Meanwhile, as Arabs and Muslims faltered and desperately sought a reason why, a new humiliation was brewing. A new movement was beginning to gain force among the world’s scattered Jews. This was Zionism, a movement designed to realize the long-standing Jewish dream of a return to the Holy Land. It arose during the very period when a liberal European-style nationalism, with dreams of parliaments and self-determination, was finally beginning to grow on Arab soil. Since, at least in part, they dreamed of self-determination in precisely the same place, the two nationalistic movements were bound to clash.
Ever since their dispersion from Palestine early in the Christian era, Jews had yearned for their lost homeland. Prayers for a return to the Land were often on their lips. The great twelfth-century Spanish Jewish poet and philosopher Yahuda Halevi expressed the sadness of exile eloquently when he wrote, “My heart is in the East, but I am at the furthest West.” Yet, for many centuries, nothing happened. And with every passing year, any realistic observer would have concluded that the restoration of a significant Jewish presence in the Holy Land was growing more and more improbable. Many Jews, apparently drawing that very conclusion, in fact began to sink their roots deeply down into the soil of the countries in which their families had lived for generations. When, for instance, the king of Prussia summoned all his subjects to unite in fighting Napoleon, the Jews were as enthusiastic as anybody in their response. “Oh, what a heavenly feeling to possess a fatherland!” a patriotic Jewish manifesto cried out. “Oh what a rapturous idea to call a spot, a place, a nook one’s own upon this lovely earth.” The old anti-Jewish persecutions and regulations seemed to be a thing of the past. Tired of living as perpetual exiles, the Jews of Europe understandably wanted—for perhaps the first time in nearly two thousand years—to feel really at home. Was the dream of Zion dying?
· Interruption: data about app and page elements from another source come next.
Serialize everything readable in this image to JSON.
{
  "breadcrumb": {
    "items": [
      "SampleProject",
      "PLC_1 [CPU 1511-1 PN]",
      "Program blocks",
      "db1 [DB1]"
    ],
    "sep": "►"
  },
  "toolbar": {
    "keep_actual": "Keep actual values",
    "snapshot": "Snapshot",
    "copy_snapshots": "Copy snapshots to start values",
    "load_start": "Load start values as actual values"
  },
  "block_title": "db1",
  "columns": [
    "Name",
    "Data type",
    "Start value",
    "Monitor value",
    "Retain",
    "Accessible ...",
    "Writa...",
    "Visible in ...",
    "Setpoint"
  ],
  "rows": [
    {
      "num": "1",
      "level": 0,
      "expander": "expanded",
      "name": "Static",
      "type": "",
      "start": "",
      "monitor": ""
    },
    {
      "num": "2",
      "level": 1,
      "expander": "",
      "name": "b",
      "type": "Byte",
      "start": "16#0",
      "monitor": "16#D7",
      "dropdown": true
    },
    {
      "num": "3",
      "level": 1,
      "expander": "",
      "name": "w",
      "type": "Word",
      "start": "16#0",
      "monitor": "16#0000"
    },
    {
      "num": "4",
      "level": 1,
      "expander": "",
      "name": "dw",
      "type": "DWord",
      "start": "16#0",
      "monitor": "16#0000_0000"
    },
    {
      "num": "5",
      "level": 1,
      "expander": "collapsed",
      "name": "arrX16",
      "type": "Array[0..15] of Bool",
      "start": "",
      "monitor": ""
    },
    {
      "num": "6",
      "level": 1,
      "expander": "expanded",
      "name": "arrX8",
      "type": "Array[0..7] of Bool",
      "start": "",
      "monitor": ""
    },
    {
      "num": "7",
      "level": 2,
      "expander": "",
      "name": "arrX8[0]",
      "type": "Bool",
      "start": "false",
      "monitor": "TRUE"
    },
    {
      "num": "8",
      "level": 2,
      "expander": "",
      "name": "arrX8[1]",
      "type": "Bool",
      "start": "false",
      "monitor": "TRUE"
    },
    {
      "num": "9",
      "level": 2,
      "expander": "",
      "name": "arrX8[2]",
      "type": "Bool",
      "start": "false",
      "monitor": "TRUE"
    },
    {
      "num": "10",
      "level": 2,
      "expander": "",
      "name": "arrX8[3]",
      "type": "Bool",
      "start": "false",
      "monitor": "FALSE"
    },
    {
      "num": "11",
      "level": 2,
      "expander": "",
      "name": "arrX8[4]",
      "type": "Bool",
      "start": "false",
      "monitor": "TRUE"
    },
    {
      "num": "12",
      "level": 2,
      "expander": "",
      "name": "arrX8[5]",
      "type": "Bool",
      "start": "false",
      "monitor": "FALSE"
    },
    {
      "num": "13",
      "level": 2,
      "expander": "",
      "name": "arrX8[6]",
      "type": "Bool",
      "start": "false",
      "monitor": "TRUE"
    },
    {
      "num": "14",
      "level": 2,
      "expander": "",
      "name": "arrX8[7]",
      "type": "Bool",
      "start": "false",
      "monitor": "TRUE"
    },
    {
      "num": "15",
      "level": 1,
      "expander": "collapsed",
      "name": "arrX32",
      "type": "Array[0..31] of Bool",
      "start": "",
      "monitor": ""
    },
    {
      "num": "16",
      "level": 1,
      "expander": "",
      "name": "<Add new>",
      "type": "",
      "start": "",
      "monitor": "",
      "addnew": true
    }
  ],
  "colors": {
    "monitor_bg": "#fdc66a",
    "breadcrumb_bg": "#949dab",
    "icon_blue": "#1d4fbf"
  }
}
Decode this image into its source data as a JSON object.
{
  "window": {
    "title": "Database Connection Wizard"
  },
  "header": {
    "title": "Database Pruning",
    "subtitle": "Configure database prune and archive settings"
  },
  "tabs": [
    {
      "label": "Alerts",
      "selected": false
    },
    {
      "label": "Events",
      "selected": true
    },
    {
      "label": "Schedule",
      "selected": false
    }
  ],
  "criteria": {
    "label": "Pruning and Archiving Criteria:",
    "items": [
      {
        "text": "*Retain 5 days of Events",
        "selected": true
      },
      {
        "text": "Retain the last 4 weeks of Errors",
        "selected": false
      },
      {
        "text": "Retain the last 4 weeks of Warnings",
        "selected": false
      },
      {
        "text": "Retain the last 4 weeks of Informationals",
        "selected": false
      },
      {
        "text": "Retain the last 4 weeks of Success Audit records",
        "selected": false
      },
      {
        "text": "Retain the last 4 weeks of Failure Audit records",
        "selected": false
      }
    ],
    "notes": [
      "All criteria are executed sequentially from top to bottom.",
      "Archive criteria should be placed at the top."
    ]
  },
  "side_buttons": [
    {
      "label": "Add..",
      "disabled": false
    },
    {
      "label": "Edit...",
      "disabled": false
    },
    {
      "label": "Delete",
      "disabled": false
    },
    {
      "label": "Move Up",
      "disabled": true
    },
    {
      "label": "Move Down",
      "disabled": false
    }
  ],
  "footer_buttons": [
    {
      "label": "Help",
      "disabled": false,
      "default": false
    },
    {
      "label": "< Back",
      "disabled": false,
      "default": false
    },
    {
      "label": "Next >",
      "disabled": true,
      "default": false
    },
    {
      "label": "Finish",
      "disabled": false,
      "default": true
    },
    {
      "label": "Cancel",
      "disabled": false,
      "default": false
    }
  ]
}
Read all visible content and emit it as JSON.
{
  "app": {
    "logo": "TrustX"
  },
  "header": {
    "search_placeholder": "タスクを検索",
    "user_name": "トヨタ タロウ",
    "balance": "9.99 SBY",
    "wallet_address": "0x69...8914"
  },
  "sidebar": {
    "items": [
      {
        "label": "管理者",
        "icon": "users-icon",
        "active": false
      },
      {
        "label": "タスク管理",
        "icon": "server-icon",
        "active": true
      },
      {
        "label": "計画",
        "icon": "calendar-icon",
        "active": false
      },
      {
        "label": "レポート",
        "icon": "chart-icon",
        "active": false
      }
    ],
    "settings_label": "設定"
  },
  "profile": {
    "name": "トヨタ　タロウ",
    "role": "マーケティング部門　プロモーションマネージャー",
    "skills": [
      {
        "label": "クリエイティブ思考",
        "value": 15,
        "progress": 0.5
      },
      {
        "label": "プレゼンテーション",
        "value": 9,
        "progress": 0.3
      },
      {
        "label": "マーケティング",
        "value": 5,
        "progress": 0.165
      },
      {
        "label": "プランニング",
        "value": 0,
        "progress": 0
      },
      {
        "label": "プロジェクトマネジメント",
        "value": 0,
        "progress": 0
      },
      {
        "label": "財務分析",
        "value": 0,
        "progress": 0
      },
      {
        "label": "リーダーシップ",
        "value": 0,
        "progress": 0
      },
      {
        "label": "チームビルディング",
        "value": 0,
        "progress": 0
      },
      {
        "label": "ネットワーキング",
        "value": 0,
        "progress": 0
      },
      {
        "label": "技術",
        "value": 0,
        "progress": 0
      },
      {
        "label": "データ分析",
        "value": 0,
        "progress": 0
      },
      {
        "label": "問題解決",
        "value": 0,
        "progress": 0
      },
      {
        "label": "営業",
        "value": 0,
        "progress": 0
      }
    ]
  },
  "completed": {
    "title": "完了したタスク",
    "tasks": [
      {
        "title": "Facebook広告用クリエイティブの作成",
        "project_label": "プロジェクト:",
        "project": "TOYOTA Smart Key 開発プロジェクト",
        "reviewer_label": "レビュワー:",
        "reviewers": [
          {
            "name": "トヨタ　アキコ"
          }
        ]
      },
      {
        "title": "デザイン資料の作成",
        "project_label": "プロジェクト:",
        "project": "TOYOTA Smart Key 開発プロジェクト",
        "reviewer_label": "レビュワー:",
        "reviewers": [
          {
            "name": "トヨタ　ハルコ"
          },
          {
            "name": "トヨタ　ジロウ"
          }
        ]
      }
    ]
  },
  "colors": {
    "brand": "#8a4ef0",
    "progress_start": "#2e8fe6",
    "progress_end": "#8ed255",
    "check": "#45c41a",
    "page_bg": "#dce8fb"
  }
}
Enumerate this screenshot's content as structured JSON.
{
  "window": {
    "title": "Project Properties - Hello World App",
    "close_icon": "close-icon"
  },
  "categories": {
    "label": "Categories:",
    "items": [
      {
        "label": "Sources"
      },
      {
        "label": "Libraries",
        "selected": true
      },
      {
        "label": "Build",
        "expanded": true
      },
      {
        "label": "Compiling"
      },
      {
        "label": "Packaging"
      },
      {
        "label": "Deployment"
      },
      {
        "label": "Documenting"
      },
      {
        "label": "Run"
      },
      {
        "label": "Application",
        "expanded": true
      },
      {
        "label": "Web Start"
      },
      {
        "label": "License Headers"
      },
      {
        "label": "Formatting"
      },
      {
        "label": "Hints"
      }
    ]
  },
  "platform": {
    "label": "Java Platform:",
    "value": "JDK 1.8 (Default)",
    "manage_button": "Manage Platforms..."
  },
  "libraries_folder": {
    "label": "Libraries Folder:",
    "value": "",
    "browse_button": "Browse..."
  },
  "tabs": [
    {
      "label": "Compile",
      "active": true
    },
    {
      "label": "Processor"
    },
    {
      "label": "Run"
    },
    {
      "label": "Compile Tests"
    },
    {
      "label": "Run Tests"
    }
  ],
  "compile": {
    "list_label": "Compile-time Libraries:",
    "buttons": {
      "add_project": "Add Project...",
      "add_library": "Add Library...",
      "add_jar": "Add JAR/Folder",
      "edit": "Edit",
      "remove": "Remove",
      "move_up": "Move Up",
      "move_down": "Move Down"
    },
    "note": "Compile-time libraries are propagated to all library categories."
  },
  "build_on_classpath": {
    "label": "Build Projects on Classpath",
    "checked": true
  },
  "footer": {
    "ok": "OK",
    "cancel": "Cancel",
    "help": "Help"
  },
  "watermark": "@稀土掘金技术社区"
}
In 1876, Elder John Taylor recalled a conversation he had had with the prominent French Jewish financier Baron Rothschild. When the Baron asked him what the Jews could do to reestablish themselves as a nation in the Holy Land, Elder Taylor replied,
You can do nothing unless God directs. You as a people are tied hand and foot, and have been for generations, and you can’t move a peg unless God strikes off your fetters. When he says the word the things spoken of by the prophets will be fulfilled. Then, the measuring line will go forth again in Jerusalem, then your Messiah will come, and all those things spoken of by the prophets will be fulfilled.
Within a few years, it became clear that the Lord had, indeed, begun to act in this matter. After nearly two thousand years of dispersion, it was time for the Jews to begin the return to the land of their fathers. But God moves in mysterious ways, and the manner in which the Jews were encouraged to return was not, perhaps, a way that any human mind could have foreseen or would have designed. It was a series of pogroms—organized persecutions, and even systematic massacres, of Russian Jews—that spurred the first significant wave of Jewish immigration from Europe to Palestine. Thus, the initial impetus for the rise of the Zionist movement came less from desire for Palestine than from discomfort in Europe.
 Walter Laqueur, A History of Zionism (New York: Schocken Books, 1989), 3. Laqueur’s is arguably the standard work on the subject.
 Journal of Discourses 18:200.